    Yes, what the LL clearly needs to do is either install a separate traditional water heater for the apartment units or a tankless unit for each apartment.

  17. #17
    Tartan69's Avatar
    Tartan69 is offline Pawn in game of life
    Join Date
    Jul 2009
    Location
    Fairmount/Spring Garden
    Posts
    2,486

    Default

    Quote Originally Posted by mellow yellow View Post
    If you want to be a jerk...

    I would use up all of the hot water prior to the popular brunch spot opening up so they don't have hot water. I bet if the restaurant complains the landlord will be more apt to do something than if it were just you unfortunately.
    ^ THIS x100. I would bet that would solve your problem pretty quickly without even needing to go the legal route (although you should still start down that path as a matter of due diligence).
    Last edited by Tartan69; 09-24-2013 at 08:10 PM.
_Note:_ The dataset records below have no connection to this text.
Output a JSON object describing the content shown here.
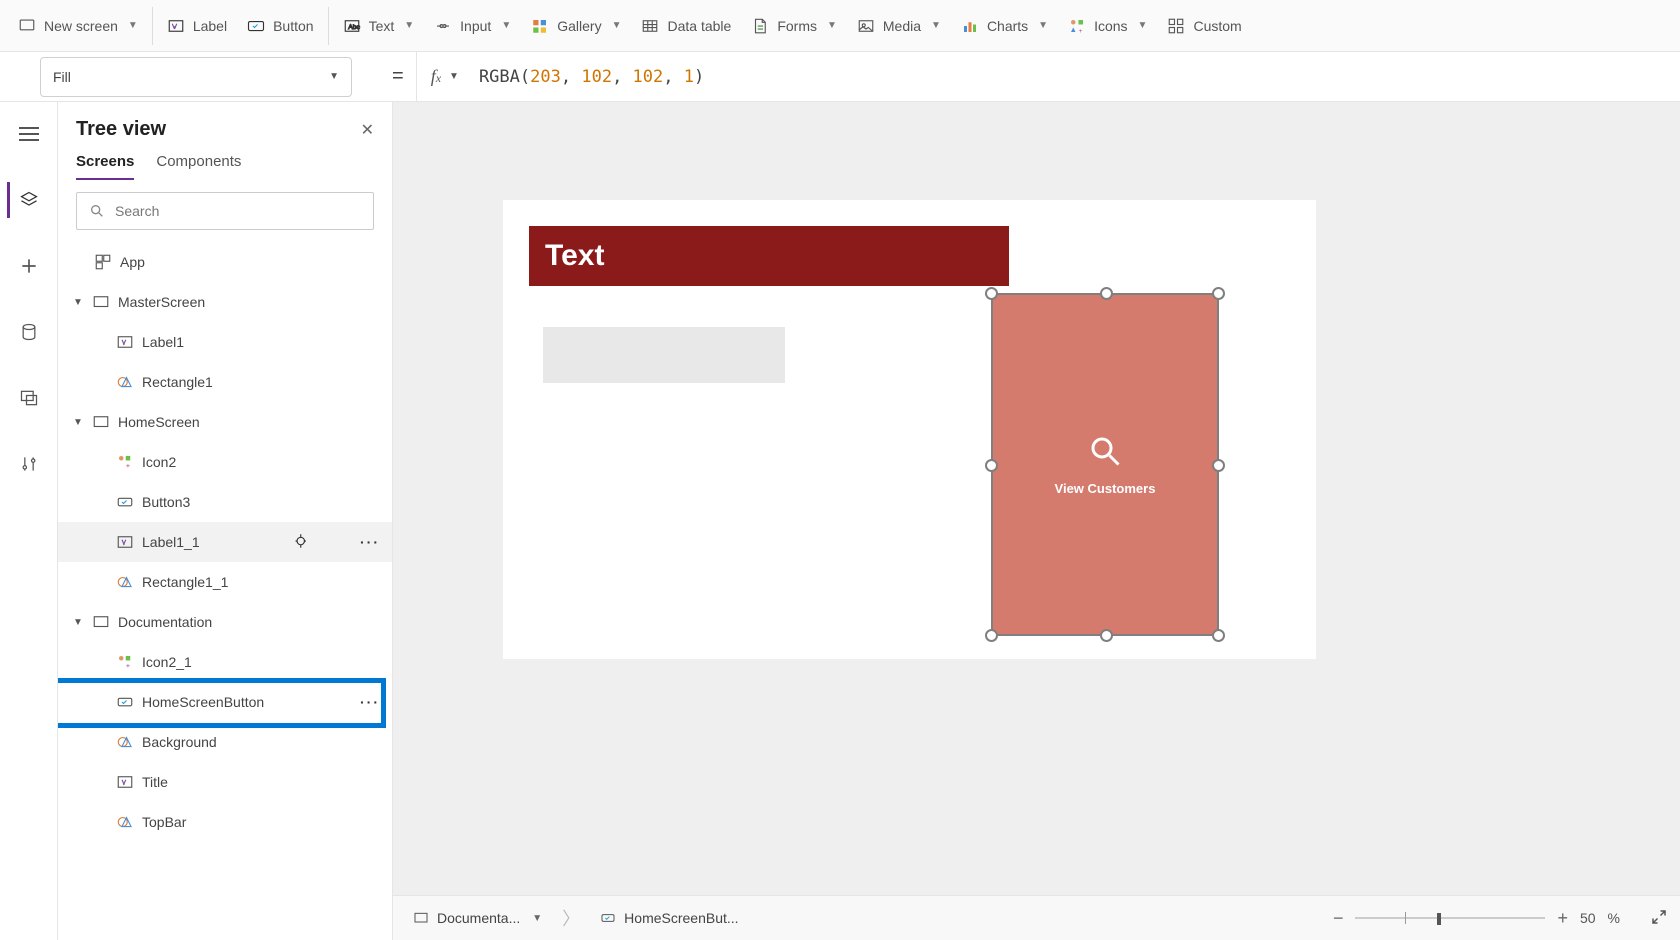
{
  "ribbon": {
    "new_screen": "New screen",
    "label": "Label",
    "button": "Button",
    "text": "Text",
    "input": "Input",
    "gallery": "Gallery",
    "data_table": "Data table",
    "forms": "Forms",
    "media": "Media",
    "charts": "Charts",
    "icons": "Icons",
    "custom": "Custom"
  },
  "formula": {
    "property": "Fill",
    "fn": "RGBA",
    "a1": "203",
    "a2": "102",
    "a3": "102",
    "a4": "1"
  },
  "tree": {
    "title": "Tree view",
    "tabs": {
      "screens": "Screens",
      "components": "Components"
    },
    "search_placeholder": "Search",
    "items": {
      "app": "App",
      "master": "MasterScreen",
      "label1": "Label1",
      "rect1": "Rectangle1",
      "home": "HomeScreen",
      "icon2": "Icon2",
      "button3": "Button3",
      "label1_1": "Label1_1",
      "rect1_1": "Rectangle1_1",
      "doc": "Documentation",
      "icon2_1": "Icon2_1",
      "hsb": "HomeScreenButton",
      "background": "Background",
      "title": "Title",
      "topbar": "TopBar"
    }
  },
  "canvas": {
    "header_text": "Text",
    "button_label": "View Customers"
  },
  "bottom": {
    "crumb1": "Documenta...",
    "crumb2": "HomeScreenBut...",
    "zoom_label": "50",
    "zoom_pct": "%"
  }
}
  18. #18
    Tartan69's Avatar
    Tartan69 is offline Pawn in game of life
    Join Date
    Jul 2009
    Location
    Fairmount/Spring Garden
    Posts
    2,486

    Default

    Quote Originally Posted by drewrob23 View Post
    Don't know the cost involved but it seems like it would be easier for the landlord to have a hot water heater installed instead of going back and forth with a tenant.
    Depends a lot on the space available, size of the tank required, how much new piping is needed, etc. Also need to think about gas vs electric since gas has more requirements for ventilation. On the low end if everything is simple I'd say in the $500-$700 range for all that. If a space has to be carved out and built and new piping needs to be run, then several thousand at least. My guess is if they haven't done it before, then it's probably on the higher end. Still inexcusable IMO.

  19. #19
    raider.adam is offline Senior Member
    Join Date
    Oct 2008
    Location
    Sharswood
    Posts
    16,192

    Default

    Quote Originally Posted by Tartan69 View Post
    ^ THIS x100. I would bet that would solve your problem pretty quickly without even needing to go the legal route (although you should still start down that path as a matter of due diligence).
    How would that solve the problem? Obviously the restaurant is already running out of hot water. Plus it just means you are waiting for the restaurant to complain about it.

    The solution isn't to play games. The solution is to address the situation.

  20. #20
    Tartan69's Avatar
    Tartan69 is offline Pawn in game of life
    Join Date
    Jul 2009
    Location
    Fairmount/Spring Garden
    Posts
    2,486

    Default

    Quote Originally Posted by raider.adam View Post
    How would that solve the problem? Obviously the restaurant is already running out of hot water. Plus it just means you are waiting for the restaurant to complain about it.

    The solution isn't to play games. The solution is to address the situation.
    I did say to do that as well. But always remember, the squeaky wheel gets the grease.

 

 

Bookmarks

Posting Permissions

  • You may not post new threads
  • You may not post replies
  • You may not post attachments
  • You may not edit your posts

Search Engine Optimization by vBSEO 3.6.0 PL2